Pull out every line in the data that has the string "title" in it.

> _Website and app data records_
== Segment start ==

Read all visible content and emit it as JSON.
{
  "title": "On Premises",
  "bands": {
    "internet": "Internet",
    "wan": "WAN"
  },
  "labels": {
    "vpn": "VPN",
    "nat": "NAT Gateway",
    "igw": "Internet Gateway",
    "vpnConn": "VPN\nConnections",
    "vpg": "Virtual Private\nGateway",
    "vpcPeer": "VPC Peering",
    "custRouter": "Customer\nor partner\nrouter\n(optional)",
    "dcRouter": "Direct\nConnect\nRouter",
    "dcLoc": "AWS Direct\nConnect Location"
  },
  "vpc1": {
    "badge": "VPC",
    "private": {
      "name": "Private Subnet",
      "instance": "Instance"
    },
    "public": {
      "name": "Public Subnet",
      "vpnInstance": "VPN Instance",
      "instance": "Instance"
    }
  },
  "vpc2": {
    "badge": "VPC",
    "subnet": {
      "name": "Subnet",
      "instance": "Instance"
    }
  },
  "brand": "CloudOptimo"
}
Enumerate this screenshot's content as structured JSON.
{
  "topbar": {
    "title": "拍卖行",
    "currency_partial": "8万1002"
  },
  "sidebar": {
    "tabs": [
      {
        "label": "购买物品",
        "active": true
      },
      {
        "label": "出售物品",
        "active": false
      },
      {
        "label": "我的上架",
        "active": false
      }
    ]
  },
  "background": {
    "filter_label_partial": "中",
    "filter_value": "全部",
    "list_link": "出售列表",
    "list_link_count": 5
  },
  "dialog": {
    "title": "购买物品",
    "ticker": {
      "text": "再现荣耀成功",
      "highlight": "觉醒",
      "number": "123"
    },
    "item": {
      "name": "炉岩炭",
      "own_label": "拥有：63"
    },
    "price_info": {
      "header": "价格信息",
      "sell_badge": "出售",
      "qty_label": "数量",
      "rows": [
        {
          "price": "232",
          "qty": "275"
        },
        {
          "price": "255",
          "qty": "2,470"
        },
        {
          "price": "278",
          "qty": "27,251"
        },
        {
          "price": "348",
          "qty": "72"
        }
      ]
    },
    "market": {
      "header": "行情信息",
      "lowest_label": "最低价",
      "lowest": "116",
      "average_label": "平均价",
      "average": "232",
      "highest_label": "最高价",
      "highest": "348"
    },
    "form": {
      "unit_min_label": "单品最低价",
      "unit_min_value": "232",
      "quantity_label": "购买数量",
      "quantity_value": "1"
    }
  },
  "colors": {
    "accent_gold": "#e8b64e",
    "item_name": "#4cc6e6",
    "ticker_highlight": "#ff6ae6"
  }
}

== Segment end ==

> _SOLUTION FOR THIS EXERCISE_
  "title": "On Premises",
    "title": "拍卖行",
    "title": "购买物品",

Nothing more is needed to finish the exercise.